Exercise requirements: The response has to be every entry, printed word for word.

----------------------------------------

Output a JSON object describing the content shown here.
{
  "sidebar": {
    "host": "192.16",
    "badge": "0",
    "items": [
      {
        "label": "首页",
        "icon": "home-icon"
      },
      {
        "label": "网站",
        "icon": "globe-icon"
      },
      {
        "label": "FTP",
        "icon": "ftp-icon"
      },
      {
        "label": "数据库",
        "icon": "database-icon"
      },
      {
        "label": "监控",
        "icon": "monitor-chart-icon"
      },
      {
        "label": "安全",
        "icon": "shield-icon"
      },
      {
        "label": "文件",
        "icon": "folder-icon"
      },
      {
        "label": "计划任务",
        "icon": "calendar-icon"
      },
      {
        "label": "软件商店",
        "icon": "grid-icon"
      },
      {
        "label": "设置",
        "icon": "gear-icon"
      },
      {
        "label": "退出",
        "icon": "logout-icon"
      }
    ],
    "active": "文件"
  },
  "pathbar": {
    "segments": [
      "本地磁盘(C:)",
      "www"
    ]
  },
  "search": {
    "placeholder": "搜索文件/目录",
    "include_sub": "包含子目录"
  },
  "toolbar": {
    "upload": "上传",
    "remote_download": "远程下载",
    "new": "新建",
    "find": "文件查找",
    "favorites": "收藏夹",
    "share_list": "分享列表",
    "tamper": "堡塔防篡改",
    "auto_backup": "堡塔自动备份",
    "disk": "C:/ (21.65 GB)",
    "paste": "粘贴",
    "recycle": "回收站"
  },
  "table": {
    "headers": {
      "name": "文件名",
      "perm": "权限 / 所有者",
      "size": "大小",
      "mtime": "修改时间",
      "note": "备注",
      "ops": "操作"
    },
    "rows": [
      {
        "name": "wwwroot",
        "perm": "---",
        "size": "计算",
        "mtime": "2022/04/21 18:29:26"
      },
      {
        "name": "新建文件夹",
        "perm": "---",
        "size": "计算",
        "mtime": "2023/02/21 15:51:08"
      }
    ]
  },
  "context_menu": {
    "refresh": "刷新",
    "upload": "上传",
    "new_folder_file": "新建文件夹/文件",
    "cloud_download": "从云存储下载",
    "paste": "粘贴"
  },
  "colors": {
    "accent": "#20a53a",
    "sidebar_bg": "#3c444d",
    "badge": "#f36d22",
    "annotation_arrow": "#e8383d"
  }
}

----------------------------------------

Worked solution:
Output a JSON object describing the content shown here.
{
  "sidebar": {
    "host": "192.16",
    "badge": "0",
    "items": [
      {
        "label": "首页",
        "icon": "home-icon"
      },
      {
        "label": "网站",
        "icon": "globe-icon"
      },
      {
        "label": "FTP",
        "icon": "ftp-icon"
      },
      {
        "label": "数据库",
        "icon": "database-icon"
      },
      {
        "label": "监控",
        "icon": "monitor-chart-icon"
      },
      {
        "label": "安全",
        "icon": "shield-icon"
      },
      {
        "label": "文件",
        "icon": "folder-icon"
      },
      {
        "label": "计划任务",
        "icon": "calendar-icon"
      },
      {
        "label": "软件商店",
        "icon": "grid-icon"
      },
      {
        "label": "设置",
        "icon": "gear-icon"
      },
      {
        "label": "退出",
        "icon": "logout-icon"
      }
    ],
    "active": "文件"
  },
  "pathbar": {
    "segments": [
      "本地磁盘(C:)",
      "www"
    ]
  },
  "search": {
    "placeholder": "搜索文件/目录",
    "include_sub": "包含子目录"
  },
  "toolbar": {
    "upload": "上传",
    "remote_download": "远程下载",
    "new": "新建",
    "find": "文件查找",
    "favorites": "收藏夹",
    "share_list": "分享列表",
    "tamper": "堡塔防篡改",
    "auto_backup": "堡塔自动备份",
    "disk": "C:/ (21.65 GB)",
    "paste": "粘贴",
    "recycle": "回收站"
  },
  "table": {
    "headers": {
      "name": "文件名",
      "perm": "权限 / 所有者",
      "size": "大小",
      "mtime": "修改时间",
      "note": "备注",
      "ops": "操作"
    },
    "rows": [
      {
        "name": "wwwroot",
        "perm": "---",
        "size": "计算",
        "mtime": "2022/04/21 18:29:26"
      },
      {
        "name": "新建文件夹",
        "perm": "---",
        "size": "计算",
        "mtime": "2023/02/21 15:51:08"
      }
    ]
  },
  "context_menu": {
    "refresh": "刷新",
    "upload": "上传",
    "new_folder_file": "新建文件夹/文件",
    "cloud_download": "从云存储下载",
    "paste": "粘贴"
  },
  "colors": {
    "accent": "#20a53a",
    "sidebar_bg": "#3c444d",
    "badge": "#f36d22",
    "annotation_arrow": "#e8383d"
  }
}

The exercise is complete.